--- START ---
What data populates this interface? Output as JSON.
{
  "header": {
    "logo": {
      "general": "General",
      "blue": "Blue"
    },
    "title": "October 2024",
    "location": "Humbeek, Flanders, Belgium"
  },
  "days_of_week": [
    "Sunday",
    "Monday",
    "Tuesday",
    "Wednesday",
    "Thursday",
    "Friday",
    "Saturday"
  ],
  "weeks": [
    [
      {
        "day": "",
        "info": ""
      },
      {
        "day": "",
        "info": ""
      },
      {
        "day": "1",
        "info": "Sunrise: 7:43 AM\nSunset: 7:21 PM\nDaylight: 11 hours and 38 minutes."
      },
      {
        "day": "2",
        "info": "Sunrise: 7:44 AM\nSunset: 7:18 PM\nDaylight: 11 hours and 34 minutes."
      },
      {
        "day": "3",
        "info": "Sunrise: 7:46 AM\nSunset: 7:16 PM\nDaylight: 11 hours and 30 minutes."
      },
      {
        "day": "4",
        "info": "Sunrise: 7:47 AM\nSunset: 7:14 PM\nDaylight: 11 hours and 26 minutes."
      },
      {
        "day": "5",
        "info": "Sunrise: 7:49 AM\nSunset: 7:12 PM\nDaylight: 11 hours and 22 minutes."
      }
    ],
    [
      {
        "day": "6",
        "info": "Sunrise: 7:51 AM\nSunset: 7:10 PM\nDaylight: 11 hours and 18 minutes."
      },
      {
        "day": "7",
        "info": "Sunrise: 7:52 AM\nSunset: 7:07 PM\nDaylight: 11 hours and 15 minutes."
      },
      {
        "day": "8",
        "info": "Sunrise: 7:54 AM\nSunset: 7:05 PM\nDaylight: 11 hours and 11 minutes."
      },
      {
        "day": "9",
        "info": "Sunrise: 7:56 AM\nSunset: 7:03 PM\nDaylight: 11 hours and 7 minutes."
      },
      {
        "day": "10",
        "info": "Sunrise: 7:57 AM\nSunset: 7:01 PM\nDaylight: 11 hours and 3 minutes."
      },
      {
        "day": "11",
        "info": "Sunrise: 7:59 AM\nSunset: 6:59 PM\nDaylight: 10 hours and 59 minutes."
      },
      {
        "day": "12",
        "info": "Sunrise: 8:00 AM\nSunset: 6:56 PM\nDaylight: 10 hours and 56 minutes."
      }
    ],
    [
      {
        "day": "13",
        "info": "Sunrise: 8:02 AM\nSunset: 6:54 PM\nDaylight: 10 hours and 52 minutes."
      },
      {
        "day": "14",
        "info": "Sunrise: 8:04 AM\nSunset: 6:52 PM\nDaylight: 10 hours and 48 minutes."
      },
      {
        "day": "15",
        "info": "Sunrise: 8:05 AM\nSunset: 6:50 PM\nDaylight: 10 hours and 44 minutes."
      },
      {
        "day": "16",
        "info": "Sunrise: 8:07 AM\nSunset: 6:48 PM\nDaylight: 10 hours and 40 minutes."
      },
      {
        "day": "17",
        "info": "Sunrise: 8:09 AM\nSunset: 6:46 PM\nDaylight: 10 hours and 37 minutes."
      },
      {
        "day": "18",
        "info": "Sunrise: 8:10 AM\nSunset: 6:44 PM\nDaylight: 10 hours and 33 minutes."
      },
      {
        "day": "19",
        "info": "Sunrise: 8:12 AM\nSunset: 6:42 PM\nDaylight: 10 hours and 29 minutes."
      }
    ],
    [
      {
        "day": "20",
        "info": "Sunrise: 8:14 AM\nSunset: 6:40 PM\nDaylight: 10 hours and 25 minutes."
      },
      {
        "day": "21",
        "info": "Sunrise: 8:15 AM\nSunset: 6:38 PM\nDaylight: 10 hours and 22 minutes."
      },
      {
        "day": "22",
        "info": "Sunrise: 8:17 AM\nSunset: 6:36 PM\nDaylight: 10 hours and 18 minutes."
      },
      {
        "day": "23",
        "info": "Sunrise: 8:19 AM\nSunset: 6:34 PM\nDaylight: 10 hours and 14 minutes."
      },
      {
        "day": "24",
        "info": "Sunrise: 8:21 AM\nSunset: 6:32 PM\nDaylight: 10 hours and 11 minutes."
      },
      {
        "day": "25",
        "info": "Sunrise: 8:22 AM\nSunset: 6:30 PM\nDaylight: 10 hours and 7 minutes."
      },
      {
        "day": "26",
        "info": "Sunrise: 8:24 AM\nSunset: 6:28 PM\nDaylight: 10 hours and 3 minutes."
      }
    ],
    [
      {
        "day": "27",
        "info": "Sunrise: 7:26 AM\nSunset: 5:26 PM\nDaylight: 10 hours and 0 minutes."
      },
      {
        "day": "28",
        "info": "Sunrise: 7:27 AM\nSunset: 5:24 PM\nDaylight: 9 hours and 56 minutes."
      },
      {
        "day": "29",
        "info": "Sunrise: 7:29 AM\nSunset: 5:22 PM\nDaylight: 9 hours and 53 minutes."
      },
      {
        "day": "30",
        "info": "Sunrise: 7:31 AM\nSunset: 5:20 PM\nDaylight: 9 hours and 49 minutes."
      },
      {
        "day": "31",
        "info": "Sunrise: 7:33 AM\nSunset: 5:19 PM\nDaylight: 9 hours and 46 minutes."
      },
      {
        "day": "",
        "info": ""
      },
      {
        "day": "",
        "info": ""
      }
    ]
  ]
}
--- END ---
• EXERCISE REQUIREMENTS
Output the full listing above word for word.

• RESPONSE AREA
What data populates this interface? Output as JSON.
{
  "header": {
    "logo": {
      "general": "General",
      "blue": "Blue"
    },
    "title": "October 2024",
    "location": "Humbeek, Flanders, Belgium"
  },
  "days_of_week": [
    "Sunday",
    "Monday",
    "Tuesday",
    "Wednesday",
    "Thursday",
    "Friday",
    "Saturday"
  ],
  "weeks": [
    [
      {
        "day": "",
        "info": ""
      },
      {
        "day": "",
        "info": ""
      },
      {
        "day": "1",
        "info": "Sunrise: 7:43 AM\nSunset: 7:21 PM\nDaylight: 11 hours and 38 minutes."
      },
      {
        "day": "2",
        "info": "Sunrise: 7:44 AM\nSunset: 7:18 PM\nDaylight: 11 hours and 34 minutes."
      },
      {
        "day": "3",
        "info": "Sunrise: 7:46 AM\nSunset: 7:16 PM\nDaylight: 11 hours and 30 minutes."
      },
      {
        "day": "4",
        "info": "Sunrise: 7:47 AM\nSunset: 7:14 PM\nDaylight: 11 hours and 26 minutes."
      },
      {
        "day": "5",
        "info": "Sunrise: 7:49 AM\nSunset: 7:12 PM\nDaylight: 11 hours and 22 minutes."
      }
    ],
    [
      {
        "day": "6",
        "info": "Sunrise: 7:51 AM\nSunset: 7:10 PM\nDaylight: 11 hours and 18 minutes."
      },
      {
        "day": "7",
        "info": "Sunrise: 7:52 AM\nSunset: 7:07 PM\nDaylight: 11 hours and 15 minutes."
      },
      {
        "day": "8",
        "info": "Sunrise: 7:54 AM\nSunset: 7:05 PM\nDaylight: 11 hours and 11 minutes."
      },
      {
        "day": "9",
        "info": "Sunrise: 7:56 AM\nSunset: 7:03 PM\nDaylight: 11 hours and 7 minutes."
      },
      {
        "day": "10",
        "info": "Sunrise: 7:57 AM\nSunset: 7:01 PM\nDaylight: 11 hours and 3 minutes."
      },
      {
        "day": "11",
        "info": "Sunrise: 7:59 AM\nSunset: 6:59 PM\nDaylight: 10 hours and 59 minutes."
      },
      {
        "day": "12",
        "info": "Sunrise: 8:00 AM\nSunset: 6:56 PM\nDaylight: 10 hours and 56 minutes."
      }
    ],
    [
      {
        "day": "13",
        "info": "Sunrise: 8:02 AM\nSunset: 6:54 PM\nDaylight: 10 hours and 52 minutes."
      },
      {
        "day": "14",
        "info": "Sunrise: 8:04 AM\nSunset: 6:52 PM\nDaylight: 10 hours and 48 minutes."
      },
      {
        "day": "15",
        "info": "Sunrise: 8:05 AM\nSunset: 6:50 PM\nDaylight: 10 hours and 44 minutes."
      },
      {
        "day": "16",
        "info": "Sunrise: 8:07 AM\nSunset: 6:48 PM\nDaylight: 10 hours and 40 minutes."
      },
      {
        "day": "17",
        "info": "Sunrise: 8:09 AM\nSunset: 6:46 PM\nDaylight: 10 hours and 37 minutes."
      },
      {
        "day": "18",
        "info": "Sunrise: 8:10 AM\nSunset: 6:44 PM\nDaylight: 10 hours and 33 minutes."
      },
      {
        "day": "19",
        "info": "Sunrise: 8:12 AM\nSunset: 6:42 PM\nDaylight: 10 hours and 29 minutes."
      }
    ],
    [
      {
        "day": "20",
        "info": "Sunrise: 8:14 AM\nSunset: 6:40 PM\nDaylight: 10 hours and 25 minutes."
      },
      {
        "day": "21",
        "info": "Sunrise: 8:15 AM\nSunset: 6:38 PM\nDaylight: 10 hours and 22 minutes."
      },
      {
        "day": "22",
        "info": "Sunrise: 8:17 AM\nSunset: 6:36 PM\nDaylight: 10 hours and 18 minutes."
      },
      {
        "day": "23",
        "info": "Sunrise: 8:19 AM\nSunset: 6:34 PM\nDaylight: 10 hours and 14 minutes."
      },
      {
        "day": "24",
        "info": "Sunrise: 8:21 AM\nSunset: 6:32 PM\nDaylight: 10 hours and 11 minutes."
      },
      {
        "day": "25",
        "info": "Sunrise: 8:22 AM\nSunset: 6:30 PM\nDaylight: 10 hours and 7 minutes."
      },
      {
        "day": "26",
        "info": "Sunrise: 8:24 AM\nSunset: 6:28 PM\nDaylight: 10 hours and 3 minutes."
      }
    ],
    [
      {
        "day": "27",
        "info": "Sunrise: 7:26 AM\nSunset: 5:26 PM\nDaylight: 10 hours and 0 minutes."
      },
      {
        "day": "28",
        "info": "Sunrise: 7:27 AM\nSunset: 5:24 PM\nDaylight: 9 hours and 56 minutes."
      },
      {
        "day": "29",
        "info": "Sunrise: 7:29 AM\nSunset: 5:22 PM\nDaylight: 9 hours and 53 minutes."
      },
      {
        "day": "30",
        "info": "Sunrise: 7:31 AM\nSunset: 5:20 PM\nDaylight: 9 hours and 49 minutes."
      },
      {
        "day": "31",
        "info": "Sunrise: 7:33 AM\nSunset: 5:19 PM\nDaylight: 9 hours and 46 minutes."
      },
      {
        "day": "",
        "info": ""
      },
      {
        "day": "",
        "info": ""
      }
    ]
  ]
}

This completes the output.